▸ **WHAT IS REQUIRED**: Each line of the records containing "circle" is to be copied out and returned.

::::::::::

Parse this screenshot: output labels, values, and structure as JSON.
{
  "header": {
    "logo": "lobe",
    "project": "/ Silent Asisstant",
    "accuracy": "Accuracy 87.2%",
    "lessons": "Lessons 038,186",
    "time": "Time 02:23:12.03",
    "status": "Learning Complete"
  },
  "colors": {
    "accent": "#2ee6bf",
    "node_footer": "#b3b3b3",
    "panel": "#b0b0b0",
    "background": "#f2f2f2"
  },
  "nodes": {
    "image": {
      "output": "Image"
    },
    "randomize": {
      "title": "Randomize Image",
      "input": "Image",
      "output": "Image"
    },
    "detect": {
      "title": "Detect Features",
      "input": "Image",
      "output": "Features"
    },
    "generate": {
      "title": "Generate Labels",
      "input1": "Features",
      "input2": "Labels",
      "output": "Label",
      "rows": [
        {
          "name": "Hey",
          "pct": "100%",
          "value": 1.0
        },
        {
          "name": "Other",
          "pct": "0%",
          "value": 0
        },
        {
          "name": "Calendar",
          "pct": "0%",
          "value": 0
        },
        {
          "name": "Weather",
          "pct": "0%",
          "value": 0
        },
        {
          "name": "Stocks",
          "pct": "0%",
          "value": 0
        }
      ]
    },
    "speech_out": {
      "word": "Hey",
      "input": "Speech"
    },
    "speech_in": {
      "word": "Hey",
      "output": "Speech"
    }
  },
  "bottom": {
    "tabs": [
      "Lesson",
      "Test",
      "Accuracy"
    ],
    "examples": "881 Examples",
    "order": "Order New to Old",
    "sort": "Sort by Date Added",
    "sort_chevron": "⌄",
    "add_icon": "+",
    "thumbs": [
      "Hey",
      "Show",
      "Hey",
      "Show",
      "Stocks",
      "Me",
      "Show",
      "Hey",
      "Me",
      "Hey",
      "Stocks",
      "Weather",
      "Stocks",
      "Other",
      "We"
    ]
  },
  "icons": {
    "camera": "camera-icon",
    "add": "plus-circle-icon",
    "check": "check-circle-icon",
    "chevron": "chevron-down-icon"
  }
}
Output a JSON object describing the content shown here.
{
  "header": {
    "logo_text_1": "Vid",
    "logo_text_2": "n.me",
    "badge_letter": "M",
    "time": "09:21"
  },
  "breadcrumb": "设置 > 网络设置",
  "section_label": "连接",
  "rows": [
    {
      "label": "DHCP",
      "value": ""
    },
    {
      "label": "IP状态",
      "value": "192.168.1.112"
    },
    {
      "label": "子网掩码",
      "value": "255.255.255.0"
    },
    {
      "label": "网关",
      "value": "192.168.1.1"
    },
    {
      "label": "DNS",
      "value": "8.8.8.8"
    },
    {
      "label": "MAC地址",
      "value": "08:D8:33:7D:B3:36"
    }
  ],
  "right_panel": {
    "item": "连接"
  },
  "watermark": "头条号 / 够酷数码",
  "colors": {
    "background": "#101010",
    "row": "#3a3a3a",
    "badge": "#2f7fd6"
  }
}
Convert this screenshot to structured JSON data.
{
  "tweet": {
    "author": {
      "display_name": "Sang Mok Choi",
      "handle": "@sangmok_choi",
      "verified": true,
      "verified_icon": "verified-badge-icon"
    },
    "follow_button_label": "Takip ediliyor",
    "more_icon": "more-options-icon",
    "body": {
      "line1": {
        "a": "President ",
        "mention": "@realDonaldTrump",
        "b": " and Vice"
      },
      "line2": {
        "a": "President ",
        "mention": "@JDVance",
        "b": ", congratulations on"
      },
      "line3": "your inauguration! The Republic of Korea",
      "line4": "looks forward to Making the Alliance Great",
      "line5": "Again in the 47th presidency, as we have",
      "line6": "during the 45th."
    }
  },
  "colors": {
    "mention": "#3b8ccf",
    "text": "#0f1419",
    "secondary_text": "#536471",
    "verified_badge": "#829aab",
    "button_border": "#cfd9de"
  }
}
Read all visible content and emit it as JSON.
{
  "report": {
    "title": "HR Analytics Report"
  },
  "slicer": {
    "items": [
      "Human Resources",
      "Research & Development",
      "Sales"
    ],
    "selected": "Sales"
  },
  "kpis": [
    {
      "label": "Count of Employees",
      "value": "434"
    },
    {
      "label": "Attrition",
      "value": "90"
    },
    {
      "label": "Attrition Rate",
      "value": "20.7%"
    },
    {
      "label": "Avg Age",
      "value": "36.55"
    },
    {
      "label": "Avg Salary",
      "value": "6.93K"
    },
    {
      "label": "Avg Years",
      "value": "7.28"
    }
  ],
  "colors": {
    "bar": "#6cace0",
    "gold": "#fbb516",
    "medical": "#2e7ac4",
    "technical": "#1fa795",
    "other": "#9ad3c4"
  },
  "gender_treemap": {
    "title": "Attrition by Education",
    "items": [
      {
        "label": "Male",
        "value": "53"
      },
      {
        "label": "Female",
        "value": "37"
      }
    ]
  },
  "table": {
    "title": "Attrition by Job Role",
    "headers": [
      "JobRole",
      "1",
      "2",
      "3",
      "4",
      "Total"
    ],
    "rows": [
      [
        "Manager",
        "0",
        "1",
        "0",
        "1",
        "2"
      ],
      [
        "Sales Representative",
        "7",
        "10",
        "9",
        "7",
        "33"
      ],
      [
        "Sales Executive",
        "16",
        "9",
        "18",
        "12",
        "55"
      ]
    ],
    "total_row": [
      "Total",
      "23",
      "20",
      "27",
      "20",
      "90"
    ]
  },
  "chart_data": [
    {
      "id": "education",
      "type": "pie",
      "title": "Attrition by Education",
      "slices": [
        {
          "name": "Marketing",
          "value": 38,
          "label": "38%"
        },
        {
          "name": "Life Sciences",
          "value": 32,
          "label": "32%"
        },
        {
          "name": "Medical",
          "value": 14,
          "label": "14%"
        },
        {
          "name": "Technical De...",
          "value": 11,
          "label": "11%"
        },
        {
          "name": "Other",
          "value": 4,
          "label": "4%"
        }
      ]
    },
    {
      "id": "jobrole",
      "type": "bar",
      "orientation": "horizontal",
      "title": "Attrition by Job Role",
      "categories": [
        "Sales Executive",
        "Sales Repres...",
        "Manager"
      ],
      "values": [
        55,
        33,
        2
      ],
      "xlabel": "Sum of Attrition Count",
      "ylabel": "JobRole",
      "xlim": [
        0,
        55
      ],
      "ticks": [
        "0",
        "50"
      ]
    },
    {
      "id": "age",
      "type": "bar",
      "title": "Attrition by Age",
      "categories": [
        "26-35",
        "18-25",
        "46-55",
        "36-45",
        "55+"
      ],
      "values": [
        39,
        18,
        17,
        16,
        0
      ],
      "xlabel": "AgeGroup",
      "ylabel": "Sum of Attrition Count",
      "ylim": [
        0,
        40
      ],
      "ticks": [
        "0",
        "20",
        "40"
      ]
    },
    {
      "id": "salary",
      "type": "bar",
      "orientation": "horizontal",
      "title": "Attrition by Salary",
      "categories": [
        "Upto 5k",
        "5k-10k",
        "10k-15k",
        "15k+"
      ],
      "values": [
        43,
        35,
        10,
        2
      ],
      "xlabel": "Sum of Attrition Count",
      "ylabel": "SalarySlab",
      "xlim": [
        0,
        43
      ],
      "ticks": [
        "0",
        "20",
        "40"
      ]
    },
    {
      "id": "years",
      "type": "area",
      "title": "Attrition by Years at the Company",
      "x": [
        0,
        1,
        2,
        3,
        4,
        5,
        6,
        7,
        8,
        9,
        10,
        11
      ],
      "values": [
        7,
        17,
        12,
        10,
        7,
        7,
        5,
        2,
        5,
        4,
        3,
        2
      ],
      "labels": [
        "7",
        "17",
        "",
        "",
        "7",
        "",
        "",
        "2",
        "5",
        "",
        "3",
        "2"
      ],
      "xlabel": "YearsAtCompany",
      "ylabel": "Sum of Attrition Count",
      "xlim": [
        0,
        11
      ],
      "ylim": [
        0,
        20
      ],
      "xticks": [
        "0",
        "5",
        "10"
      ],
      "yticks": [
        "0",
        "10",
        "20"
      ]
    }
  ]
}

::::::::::

▸ **ANSWER FOR THIS EXERCISE**:
    "add": "plus-circle-icon",
    "check": "check-circle-icon",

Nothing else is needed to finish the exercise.